Fitri | February 28, 2011
Minister Suryadharma Ali meeting with top religious leaders in Lombok, Mataram, on Sunday. At the meeting, the minister said he was in favor of banning Ahmadiyah but that religious leaders, not the government, had the power to make such a decision happen. (JG Photo/Fitri)
Mataram, West Nusa Tenggara. Religious Affairs Minister Suryadharma Ali told a gathering of Islamic leaders on Sunday that the Ahmadiyah sect should be outlawed, but that the government did not have the power to make the decision.
To shouts of “Disband Ahmadiyah” from an audience that included the heads of about 500 Islamic boarding schools and the leaders of at least nine Islamic organizations, the minister seemed to urge religious leaders to take the lead in pushing for the minority Islamic sect to be disbanded.
“We [the government] do not have the right to disband Ahmadiyah,” he said. “That right lies in the hands of you esteemed ulema. We, the government, only have the right to regulate and control, not to disband or excommunicate.”

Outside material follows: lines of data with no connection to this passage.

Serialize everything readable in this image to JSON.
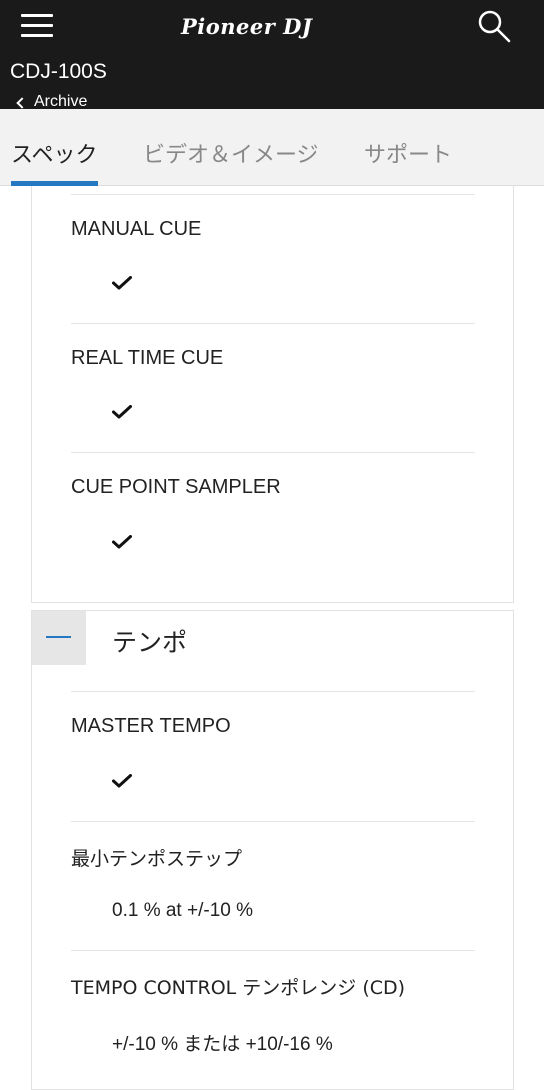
{
  "header": {
    "brand": "Pioneer DJ",
    "model": "CDJ-100S",
    "back_label": "Archive"
  },
  "tabs": [
    {
      "label": "スペック",
      "active": true
    },
    {
      "label": "ビデオ＆イメージ",
      "active": false
    },
    {
      "label": "サポート",
      "active": false
    }
  ],
  "cue_section": {
    "items": [
      {
        "label": "MANUAL CUE",
        "value": "check"
      },
      {
        "label": "REAL TIME CUE",
        "value": "check"
      },
      {
        "label": "CUE POINT SAMPLER",
        "value": "check"
      }
    ]
  },
  "tempo_section": {
    "title": "テンポ",
    "items": [
      {
        "label": "MASTER TEMPO",
        "value": "check"
      },
      {
        "label": "最小テンポステップ",
        "value": "0.1 % at +/-10 %"
      },
      {
        "label": "TEMPO CONTROL テンポレンジ (CD)",
        "value": "+/-10 % または +10/-16 %"
      }
    ]
  },
  "colors": {
    "header_bg": "#1a1a1a",
    "accent": "#2479c2",
    "tab_bar_bg": "#f2f2f2"
  }
}
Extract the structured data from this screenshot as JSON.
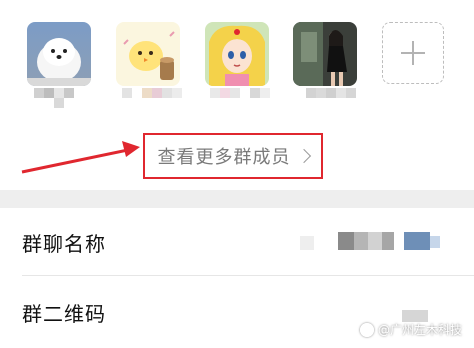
{
  "members": {
    "avatars": [
      {
        "name": "dog-avatar"
      },
      {
        "name": "chick-avatar"
      },
      {
        "name": "anime-girl-avatar"
      },
      {
        "name": "photo-avatar"
      }
    ],
    "add_icon": "plus-icon",
    "view_more_label": "查看更多群成员",
    "view_more_icon": "chevron-right-icon"
  },
  "settings": {
    "group_name_label": "群聊名称",
    "qr_code_label": "群二维码"
  },
  "annotation": {
    "arrow_color": "#e0272f",
    "highlight_color": "#e0272f"
  },
  "watermark": {
    "text": "@广州左木科技"
  }
}
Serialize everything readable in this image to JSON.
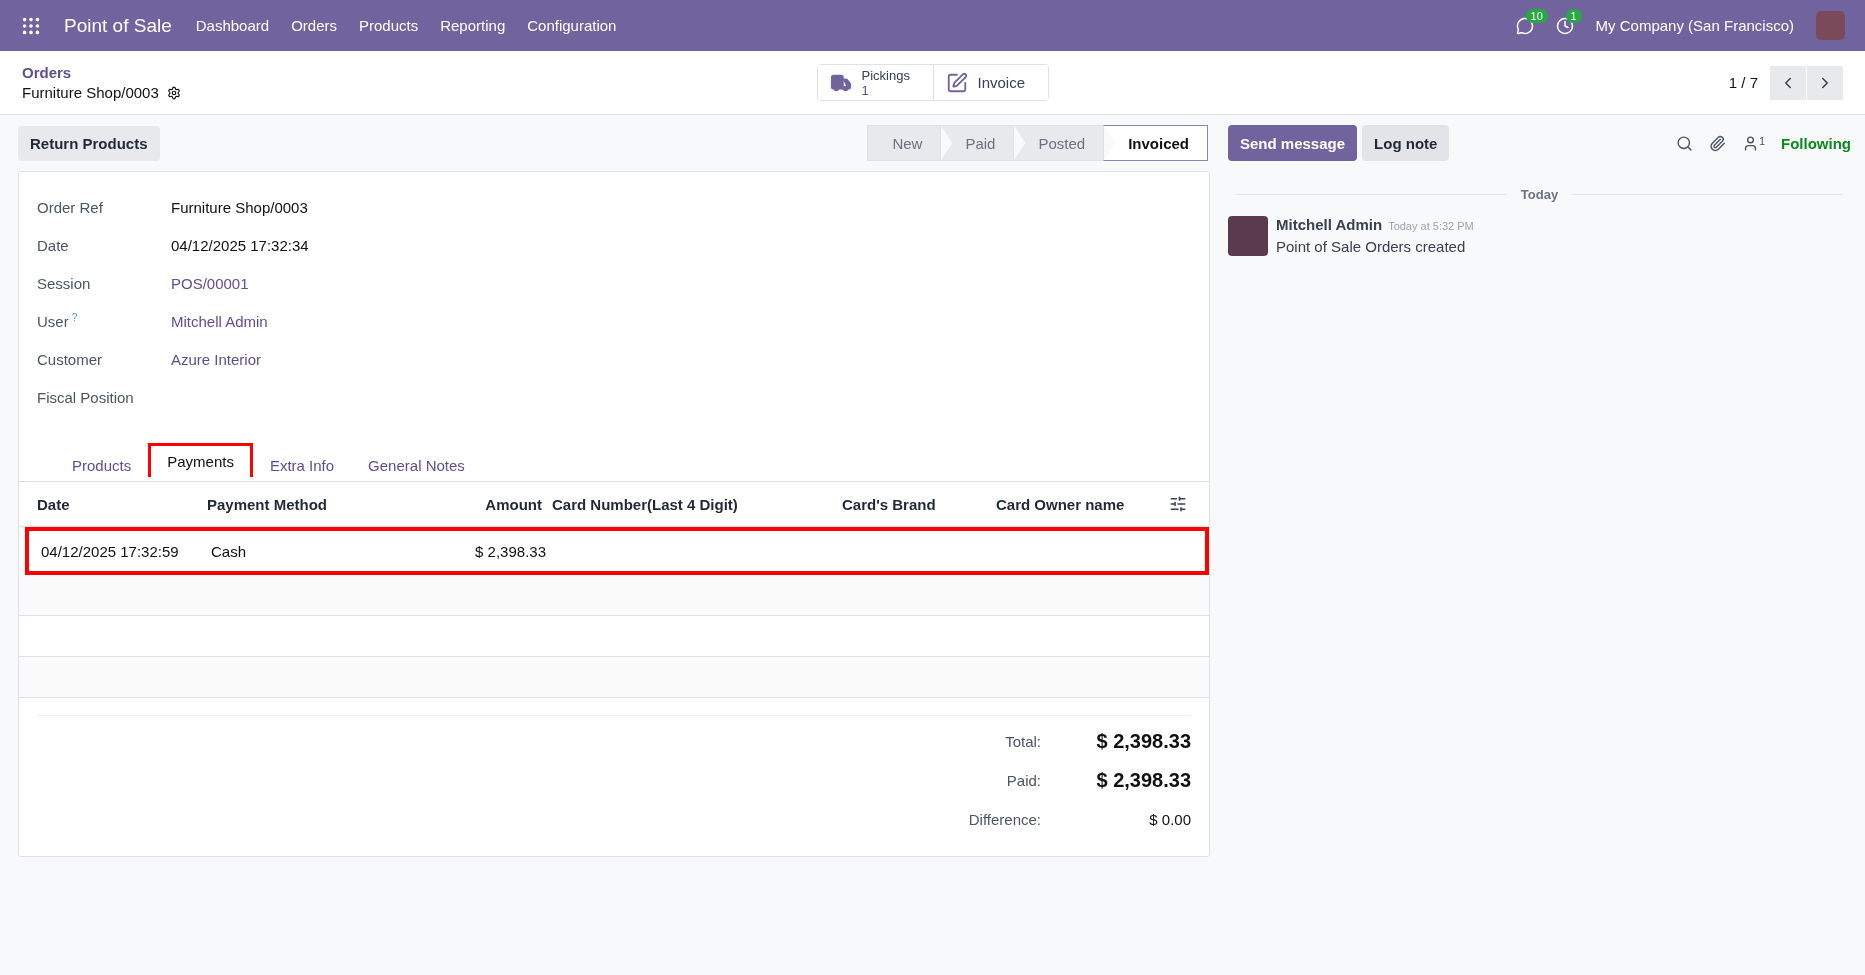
{
  "navbar": {
    "app": "Point of Sale",
    "menu": [
      "Dashboard",
      "Orders",
      "Products",
      "Reporting",
      "Configuration"
    ],
    "messages_count": "10",
    "activities_count": "1",
    "company": "My Company (San Francisco)"
  },
  "breadcrumb": {
    "parent": "Orders",
    "current": "Furniture Shop/0003"
  },
  "smart_buttons": [
    {
      "kind": "stat",
      "label": "Pickings",
      "value": "1"
    },
    {
      "kind": "plain",
      "label": "Invoice"
    }
  ],
  "pager": "1 / 7",
  "actions": [
    "Return Products"
  ],
  "statusbar": [
    {
      "label": "New",
      "selected": false
    },
    {
      "label": "Paid",
      "selected": false
    },
    {
      "label": "Posted",
      "selected": false
    },
    {
      "label": "Invoiced",
      "selected": true
    }
  ],
  "fields": [
    {
      "label": "Order Ref",
      "value": "Furniture Shop/0003",
      "kind": "text"
    },
    {
      "label": "Date",
      "value": "04/12/2025 17:32:34",
      "kind": "text"
    },
    {
      "label": "Session",
      "value": "POS/00001",
      "kind": "link"
    },
    {
      "label": "User",
      "help": "?",
      "value": "Mitchell Admin",
      "kind": "link"
    },
    {
      "label": "Customer",
      "value": "Azure Interior",
      "kind": "link"
    },
    {
      "label": "Fiscal Position"
    }
  ],
  "tabs": [
    {
      "label": "Products",
      "selected": false,
      "annotated": false
    },
    {
      "label": "Payments",
      "selected": true,
      "annotated": true
    },
    {
      "label": "Extra Info",
      "selected": false,
      "annotated": false
    },
    {
      "label": "General Notes",
      "selected": false,
      "annotated": false
    }
  ],
  "payments": {
    "columns": [
      {
        "label": "Date",
        "kind": "text"
      },
      {
        "label": "Payment Method",
        "kind": "text"
      },
      {
        "label": "Amount",
        "kind": "monetary"
      },
      {
        "label": "Card Number(Last 4 Digit)",
        "kind": "text"
      },
      {
        "label": "Card's Brand",
        "kind": "text"
      },
      {
        "label": "Card Owner name",
        "kind": "text"
      }
    ],
    "rows": [
      {
        "cells": [
          "04/12/2025 17:32:59",
          "Cash",
          "$ 2,398.33"
        ],
        "annotated": true
      }
    ]
  },
  "totals": [
    {
      "label": "Total:",
      "value": "$ 2,398.33",
      "emphasis": true
    },
    {
      "label": "Paid:",
      "value": "$ 2,398.33",
      "emphasis": true
    },
    {
      "label": "Difference:",
      "value": "$ 0.00",
      "emphasis": false
    }
  ],
  "chatter": {
    "buttons": [
      {
        "label": "Send message",
        "kind": "primary"
      },
      {
        "label": "Log note",
        "kind": "secondary"
      }
    ],
    "followers_count": "1",
    "follow_label": "Following",
    "date_separator": "Today",
    "messages": [
      {
        "author": "Mitchell Admin",
        "time": "Today at 5:32 PM",
        "body": "Point of Sale Orders created"
      }
    ]
  }
}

Suryadharma told the audience in Mataram, Lombok, which included leaders from the Indonesian Council of Ulema (MUI), Nahdlatul Ulama (NU), Muhammadiyah and Hizbut Tahrir, that MUI branches across the country had declared Ahmadiyah a deviant sect.
On those grounds, he said, any request by religious leaders to have the sect disbanded was reasonable and had his approval.
The minister’s statement came on the same day that Habib Rizieq, leader of the hard-line Islamic Defenders Front (FPI), called on Muslims nationwide to attend a march on Tuesday demanding the banning of Ahmadiyah.
In a sermon in Jakarta, Rizieq invited Muslims from across Indonesia to attend a rally at the Hotel Indonesia traffic circle in Jakarta to protest the sect.
Suryadharma said the government had not issued an official statement in regard to banning Ahmadiyah, but that he would favor any proposal to outlaw the sect.
“I admit that the government has not issued any such statement,” he said. “However, I personally am of the opinion that it would be best if Ahmadiyah was disbanded. In this case, there lies a question: If we let them be, will the problem eventually be resolved? And if we disband them, will the problem go away?
“If we leave them the way the are, the problem will only become much bigger. Ahmadiyah deserves to be disbanded.
“Once they are disbanded, harmony will be guaranteed. I have pushed members of Ahmadiyah to form a new sect that is devoid of any and all attributes of Islam, not to ever use the word or symbol of the mosque in any of their prayer halls, and never to accept the Koran as their holy book if they call themselves Ahmadiyah. My preference would be that they all leave Ahmadiyah and follow the right path by entering into Islam.”
He also urged religious leaders in the audience to work harder to bring what he called the “correct” teachings of Islam to isolated corners of the country, to prevent deviant sects from flourishing in those areas. He then posed a question for those supporting the rights of Ahmadis.
“ The problem now is that those who oppose Ahmadiyah are fighting against those campaigning for religious freedom,” he said. “If we work toward disbanding [Ahmadiyah], those fighting for religious freedom will accuse the government of getting in the way of religious freedom.
“So my question is, does religious freedom mean the freedom to insult someone else’s religion and rewrite the teachings of someone’s religion?”